The current distribution of funds unjustly favors areas with higher population densities and places rural schools at a significant disadvantage. Larger school districts often have staff dedicated to coordinating and writing applications for these funds, putting small rural schools at a competitive disadvantage. This law will provide a more equitable grant application process and distribution of after-school program funding in each geographic region ensuring rural schools can access their fair share of funding.

2015 Legislation

I authored the following legislation which was signed into law in 2015:

AB 81 – Frank Howard Hospital

This bill extends the seismic safety deadline for the Frank Howard Memorial Hospital (HMH) in Willits, California to September 1, 2015. This extension allowed Frank Howard Hospital continue serving patients while construction was completed on the new hospital building that is now serving patients in the Norther Mendocino County Area.

AB 143 – Food in Small Wineries

This bill eliminates the need to obtain a local food permit for wineries that serve pretzels or other specified items such as vacuumed-sealed snacks or foods instead, in addition to crackers. The bill also eliminates the need for wineries to obtain a local food permit if they maintain no more than a 25-square-foot retail display of packaged foods.

AB 243 – Marijuana Watershed Protection Act

This bill is part of the Medical Marijuana Regulation and Safety Act (MMRSA) which together has created the most robust medical cannabis framework in the country. Specifically AB 243 requires all nine Regional Water Quality Control Boards to develop environmental protections to address wastewater discharges from medical marijuana farms and created the permanent Watershed Enforcement Team (WET) designed to protect these valuable resources It also eliminates the legal grey area for cannabis famers by creating a licensing structure that ensures that medical marijuana farms use best practices while cultivating and will protect the environment.

AB 325 -- Access to the Community Development Block Grant

The Community Development Block Grant (CDBG) program provides millions of federal dollars to rural communities in California. This bill streamlines the program and cuts red tape at the state level. AB 325 requires the California Department of Housing and Community Development (HCD) to respond to completed grant applications within 60 days. If the applicant is denied by the state agency, this bill requires HCD to list the reasons for denial and what steps need to be taken for approval.

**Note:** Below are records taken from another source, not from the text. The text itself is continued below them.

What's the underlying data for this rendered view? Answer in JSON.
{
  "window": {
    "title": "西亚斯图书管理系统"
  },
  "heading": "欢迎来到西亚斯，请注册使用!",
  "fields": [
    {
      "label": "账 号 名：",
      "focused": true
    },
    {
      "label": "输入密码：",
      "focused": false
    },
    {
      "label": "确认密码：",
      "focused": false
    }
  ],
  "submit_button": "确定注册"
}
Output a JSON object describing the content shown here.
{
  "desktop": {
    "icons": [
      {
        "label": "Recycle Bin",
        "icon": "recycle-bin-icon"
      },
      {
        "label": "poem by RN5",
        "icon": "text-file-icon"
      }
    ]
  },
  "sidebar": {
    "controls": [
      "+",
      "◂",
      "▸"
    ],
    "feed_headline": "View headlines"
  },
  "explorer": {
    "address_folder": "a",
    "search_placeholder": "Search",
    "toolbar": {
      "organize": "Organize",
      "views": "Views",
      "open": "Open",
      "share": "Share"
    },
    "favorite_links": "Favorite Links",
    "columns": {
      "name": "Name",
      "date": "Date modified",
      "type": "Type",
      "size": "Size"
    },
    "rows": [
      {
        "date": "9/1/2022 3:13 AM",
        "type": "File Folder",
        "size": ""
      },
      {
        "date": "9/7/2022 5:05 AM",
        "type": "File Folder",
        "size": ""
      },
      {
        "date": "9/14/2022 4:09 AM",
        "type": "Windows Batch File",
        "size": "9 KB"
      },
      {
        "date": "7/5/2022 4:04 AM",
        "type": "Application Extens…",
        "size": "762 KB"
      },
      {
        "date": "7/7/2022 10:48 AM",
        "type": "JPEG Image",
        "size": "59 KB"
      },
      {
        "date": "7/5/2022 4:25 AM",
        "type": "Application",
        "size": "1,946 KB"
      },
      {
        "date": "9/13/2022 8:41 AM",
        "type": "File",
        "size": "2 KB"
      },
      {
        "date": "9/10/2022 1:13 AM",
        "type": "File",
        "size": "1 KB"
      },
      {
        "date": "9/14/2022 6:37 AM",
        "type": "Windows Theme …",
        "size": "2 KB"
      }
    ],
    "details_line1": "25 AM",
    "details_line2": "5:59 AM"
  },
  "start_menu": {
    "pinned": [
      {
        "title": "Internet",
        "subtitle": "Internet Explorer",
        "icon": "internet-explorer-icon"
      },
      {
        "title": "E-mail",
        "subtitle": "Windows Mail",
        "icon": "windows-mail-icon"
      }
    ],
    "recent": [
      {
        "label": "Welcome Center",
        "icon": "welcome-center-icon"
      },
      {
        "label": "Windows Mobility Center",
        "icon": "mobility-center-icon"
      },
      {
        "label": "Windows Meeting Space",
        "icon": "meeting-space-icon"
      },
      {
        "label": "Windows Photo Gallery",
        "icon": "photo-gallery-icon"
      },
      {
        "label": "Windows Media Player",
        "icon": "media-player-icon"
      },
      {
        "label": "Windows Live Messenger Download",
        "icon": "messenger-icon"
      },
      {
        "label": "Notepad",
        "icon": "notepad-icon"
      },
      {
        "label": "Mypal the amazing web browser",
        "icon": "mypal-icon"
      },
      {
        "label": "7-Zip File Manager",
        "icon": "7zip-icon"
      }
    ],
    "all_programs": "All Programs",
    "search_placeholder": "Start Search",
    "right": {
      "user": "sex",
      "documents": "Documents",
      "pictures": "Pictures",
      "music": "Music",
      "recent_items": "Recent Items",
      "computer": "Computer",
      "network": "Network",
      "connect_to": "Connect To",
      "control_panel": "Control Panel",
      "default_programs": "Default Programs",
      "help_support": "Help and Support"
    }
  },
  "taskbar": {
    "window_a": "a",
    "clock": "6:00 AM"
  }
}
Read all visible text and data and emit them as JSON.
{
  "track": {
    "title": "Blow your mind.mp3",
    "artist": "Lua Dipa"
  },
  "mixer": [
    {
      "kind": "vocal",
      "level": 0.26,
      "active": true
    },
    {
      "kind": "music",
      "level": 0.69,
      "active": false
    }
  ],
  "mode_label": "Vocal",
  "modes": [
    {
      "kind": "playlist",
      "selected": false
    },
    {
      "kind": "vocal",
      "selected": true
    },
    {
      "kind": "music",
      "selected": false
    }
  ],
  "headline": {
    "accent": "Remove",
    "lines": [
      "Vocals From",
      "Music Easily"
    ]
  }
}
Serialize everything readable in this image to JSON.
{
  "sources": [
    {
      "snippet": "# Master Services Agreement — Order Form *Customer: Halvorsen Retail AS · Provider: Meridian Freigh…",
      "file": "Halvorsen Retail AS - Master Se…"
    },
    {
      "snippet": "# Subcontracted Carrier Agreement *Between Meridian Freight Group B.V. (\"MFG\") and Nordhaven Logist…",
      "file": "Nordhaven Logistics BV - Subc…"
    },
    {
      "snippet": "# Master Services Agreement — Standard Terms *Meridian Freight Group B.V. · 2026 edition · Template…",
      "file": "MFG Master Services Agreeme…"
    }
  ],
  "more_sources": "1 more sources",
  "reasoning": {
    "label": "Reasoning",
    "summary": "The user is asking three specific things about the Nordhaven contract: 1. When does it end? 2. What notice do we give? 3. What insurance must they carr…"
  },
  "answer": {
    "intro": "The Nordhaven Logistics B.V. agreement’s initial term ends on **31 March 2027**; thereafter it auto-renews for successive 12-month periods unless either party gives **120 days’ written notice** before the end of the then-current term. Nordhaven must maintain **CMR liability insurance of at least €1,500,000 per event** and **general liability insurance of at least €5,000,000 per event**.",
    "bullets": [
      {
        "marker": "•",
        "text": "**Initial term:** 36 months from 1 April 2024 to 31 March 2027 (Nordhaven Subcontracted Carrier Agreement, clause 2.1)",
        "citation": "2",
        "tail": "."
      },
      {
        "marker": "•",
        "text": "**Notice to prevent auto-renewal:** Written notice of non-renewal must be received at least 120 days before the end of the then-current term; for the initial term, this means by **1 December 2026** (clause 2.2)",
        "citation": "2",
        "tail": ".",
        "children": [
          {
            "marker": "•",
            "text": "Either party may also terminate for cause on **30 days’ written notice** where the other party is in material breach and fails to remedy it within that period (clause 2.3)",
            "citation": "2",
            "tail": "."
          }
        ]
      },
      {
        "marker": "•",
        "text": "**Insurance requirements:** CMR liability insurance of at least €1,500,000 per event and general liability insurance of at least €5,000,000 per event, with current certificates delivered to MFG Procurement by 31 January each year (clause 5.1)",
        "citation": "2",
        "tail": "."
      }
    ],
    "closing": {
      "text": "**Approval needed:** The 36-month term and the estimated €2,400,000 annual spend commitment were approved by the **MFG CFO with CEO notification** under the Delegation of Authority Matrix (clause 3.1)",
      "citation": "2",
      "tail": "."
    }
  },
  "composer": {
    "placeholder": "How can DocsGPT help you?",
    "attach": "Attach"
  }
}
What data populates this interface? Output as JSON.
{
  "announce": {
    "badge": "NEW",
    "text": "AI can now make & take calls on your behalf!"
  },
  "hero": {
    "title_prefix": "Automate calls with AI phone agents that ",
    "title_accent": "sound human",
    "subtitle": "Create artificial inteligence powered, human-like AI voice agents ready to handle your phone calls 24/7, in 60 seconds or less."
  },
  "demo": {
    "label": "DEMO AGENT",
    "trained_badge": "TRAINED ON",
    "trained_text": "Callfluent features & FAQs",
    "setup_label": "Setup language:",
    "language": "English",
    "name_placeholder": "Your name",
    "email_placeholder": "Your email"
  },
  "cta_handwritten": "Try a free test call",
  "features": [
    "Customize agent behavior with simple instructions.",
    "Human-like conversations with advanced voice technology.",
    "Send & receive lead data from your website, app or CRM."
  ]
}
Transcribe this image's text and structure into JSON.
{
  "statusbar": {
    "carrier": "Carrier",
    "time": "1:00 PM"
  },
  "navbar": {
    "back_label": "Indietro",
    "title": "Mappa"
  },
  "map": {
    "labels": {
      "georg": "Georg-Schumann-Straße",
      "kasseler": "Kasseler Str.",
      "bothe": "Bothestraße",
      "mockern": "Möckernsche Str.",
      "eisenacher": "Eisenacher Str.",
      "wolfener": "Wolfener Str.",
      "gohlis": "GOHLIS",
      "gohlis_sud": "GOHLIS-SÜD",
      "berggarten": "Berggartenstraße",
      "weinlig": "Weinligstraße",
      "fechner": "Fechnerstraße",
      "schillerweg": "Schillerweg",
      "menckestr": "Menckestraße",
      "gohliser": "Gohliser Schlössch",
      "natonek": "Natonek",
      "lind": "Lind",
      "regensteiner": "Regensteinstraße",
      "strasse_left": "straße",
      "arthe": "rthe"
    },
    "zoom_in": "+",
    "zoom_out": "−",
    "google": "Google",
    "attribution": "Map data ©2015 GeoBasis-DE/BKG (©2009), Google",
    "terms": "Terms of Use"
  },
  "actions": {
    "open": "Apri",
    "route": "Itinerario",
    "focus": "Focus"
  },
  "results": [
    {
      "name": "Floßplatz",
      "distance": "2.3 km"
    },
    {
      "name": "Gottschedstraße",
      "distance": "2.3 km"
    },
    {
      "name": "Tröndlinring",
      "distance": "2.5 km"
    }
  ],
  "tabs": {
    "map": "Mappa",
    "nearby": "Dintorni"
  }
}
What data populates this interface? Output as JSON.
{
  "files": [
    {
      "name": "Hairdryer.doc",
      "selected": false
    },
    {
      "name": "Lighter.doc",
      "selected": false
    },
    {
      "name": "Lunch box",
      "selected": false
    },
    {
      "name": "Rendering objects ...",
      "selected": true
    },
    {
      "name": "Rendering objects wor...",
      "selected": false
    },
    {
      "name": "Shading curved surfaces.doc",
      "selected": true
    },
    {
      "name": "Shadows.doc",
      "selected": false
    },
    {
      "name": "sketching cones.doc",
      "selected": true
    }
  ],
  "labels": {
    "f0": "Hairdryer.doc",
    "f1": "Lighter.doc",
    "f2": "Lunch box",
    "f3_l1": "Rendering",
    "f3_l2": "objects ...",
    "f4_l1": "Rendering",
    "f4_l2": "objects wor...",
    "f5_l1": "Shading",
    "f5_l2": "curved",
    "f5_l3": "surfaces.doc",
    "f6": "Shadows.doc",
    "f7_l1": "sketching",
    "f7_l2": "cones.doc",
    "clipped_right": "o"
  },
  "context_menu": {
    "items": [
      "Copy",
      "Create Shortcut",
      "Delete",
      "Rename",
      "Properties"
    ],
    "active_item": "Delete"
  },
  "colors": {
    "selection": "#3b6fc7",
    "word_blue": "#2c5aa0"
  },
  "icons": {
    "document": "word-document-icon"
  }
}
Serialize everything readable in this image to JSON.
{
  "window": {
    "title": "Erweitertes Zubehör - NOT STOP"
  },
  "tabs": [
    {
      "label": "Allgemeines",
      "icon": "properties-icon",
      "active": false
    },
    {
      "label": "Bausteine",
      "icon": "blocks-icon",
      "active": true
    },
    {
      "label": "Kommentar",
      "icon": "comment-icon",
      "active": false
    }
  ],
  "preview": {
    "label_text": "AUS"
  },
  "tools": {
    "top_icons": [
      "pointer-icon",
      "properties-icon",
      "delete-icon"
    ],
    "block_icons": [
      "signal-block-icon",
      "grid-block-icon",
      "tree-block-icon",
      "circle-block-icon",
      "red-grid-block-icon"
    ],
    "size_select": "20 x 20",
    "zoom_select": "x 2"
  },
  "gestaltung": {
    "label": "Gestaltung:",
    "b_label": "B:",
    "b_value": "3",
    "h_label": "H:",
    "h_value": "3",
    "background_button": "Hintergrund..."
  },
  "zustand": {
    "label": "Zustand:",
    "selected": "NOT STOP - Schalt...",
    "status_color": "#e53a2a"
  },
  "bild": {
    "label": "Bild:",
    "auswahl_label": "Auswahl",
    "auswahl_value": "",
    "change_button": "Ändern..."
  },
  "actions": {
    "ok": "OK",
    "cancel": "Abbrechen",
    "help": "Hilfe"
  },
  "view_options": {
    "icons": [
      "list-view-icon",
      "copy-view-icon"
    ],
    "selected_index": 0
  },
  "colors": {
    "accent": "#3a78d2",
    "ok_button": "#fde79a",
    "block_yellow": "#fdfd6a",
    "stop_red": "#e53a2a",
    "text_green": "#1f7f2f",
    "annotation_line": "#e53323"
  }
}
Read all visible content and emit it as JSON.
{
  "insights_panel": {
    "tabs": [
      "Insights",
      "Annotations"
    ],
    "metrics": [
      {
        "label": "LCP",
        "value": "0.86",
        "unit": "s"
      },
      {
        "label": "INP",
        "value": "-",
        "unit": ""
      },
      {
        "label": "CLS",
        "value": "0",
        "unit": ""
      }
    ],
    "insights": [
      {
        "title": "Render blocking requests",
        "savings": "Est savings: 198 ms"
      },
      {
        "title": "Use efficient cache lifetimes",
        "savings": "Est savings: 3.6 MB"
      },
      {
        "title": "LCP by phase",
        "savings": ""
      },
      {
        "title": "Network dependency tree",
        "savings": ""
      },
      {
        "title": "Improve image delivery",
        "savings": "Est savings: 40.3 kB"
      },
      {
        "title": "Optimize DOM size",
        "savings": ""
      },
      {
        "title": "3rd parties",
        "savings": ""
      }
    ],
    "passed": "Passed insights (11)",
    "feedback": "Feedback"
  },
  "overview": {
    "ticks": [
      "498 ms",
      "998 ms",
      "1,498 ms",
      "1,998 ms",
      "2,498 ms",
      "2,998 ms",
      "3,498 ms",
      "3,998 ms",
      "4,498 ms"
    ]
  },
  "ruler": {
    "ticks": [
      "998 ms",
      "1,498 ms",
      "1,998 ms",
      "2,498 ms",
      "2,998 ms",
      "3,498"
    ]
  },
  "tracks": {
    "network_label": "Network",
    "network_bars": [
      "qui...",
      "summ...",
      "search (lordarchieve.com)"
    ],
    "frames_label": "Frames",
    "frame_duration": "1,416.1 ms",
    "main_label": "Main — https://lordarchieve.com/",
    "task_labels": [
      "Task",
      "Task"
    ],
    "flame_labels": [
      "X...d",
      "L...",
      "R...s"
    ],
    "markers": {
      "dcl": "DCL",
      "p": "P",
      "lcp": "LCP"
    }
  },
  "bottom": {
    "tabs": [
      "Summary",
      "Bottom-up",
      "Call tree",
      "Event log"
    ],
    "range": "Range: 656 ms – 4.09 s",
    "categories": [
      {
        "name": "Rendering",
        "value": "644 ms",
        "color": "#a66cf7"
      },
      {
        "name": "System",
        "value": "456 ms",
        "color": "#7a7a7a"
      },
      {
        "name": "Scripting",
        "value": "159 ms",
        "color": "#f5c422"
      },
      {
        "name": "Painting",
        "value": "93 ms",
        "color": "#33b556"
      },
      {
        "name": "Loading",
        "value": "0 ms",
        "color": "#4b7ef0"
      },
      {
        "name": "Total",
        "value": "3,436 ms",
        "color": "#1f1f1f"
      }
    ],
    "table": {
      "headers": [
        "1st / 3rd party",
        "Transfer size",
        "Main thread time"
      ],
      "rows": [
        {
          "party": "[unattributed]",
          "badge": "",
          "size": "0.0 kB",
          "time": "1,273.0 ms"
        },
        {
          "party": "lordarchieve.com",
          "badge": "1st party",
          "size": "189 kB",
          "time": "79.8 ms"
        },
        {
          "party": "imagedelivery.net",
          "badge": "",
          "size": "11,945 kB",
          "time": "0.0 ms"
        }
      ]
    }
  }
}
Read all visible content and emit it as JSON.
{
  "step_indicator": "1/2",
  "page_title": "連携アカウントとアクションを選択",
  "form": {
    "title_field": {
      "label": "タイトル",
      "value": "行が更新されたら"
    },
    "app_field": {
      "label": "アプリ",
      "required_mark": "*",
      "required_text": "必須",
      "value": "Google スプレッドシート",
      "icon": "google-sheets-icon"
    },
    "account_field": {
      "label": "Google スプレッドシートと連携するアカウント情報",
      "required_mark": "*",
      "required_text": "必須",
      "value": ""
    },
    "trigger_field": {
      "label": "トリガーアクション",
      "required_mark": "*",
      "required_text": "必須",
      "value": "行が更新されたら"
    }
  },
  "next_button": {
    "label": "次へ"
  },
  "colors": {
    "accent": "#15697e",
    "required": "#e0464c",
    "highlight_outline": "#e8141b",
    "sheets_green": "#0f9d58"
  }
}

AB 644 – Subdivision Findings Waiver

This bill makes it more affordable for land owners to keep their property as open space and resist the increasing pressure to increase development on their land. This bill creates an exemption for subdivided properties that will remain open space or resource management land. These properties are now exempt from the expensive finding process of the Subdivision Map Act as long as no residential structures are built on the newly subdivided property.

AB 707 – Williamson Act – Cancellation Fees

This bill repeals the ability for a landowner and the Department of Conservation to cut out local municipalities from negotiating a cancellation of the Williamson Act.

AB 941 – Tribal Health Clinics

This bill exempts clinics operated by a tribe or tribal organization, regardless if the clinic is located on tribal land, from obtaining a license from Department of Public Health. These health clinics would operate under a contract with the United States pursuant to the Indian Self Determination and Education Assistance Act. This bill will help increase access to health clinics throughout the state, especially in rural areas of California.

AB 1149 – Emergency Medical Preparedness

The Hospital Preparedness Program trains medical staff how to respond when a natural disaster or public health emergency hits. This bill removed a legal barrier that prevented trade associations from helping to administer the training.

AB 1262 – Rural Broadband

This bill transfers $5 million from the Broadband Infrastructure Revolving Loan Account to the Rural and Urban Regional Broadband Consortia Grant Account and provides approximately two additional years of funding to continue working with telecommunication providers and key community stakeholders to promote California Advanced Services Fund for years to come.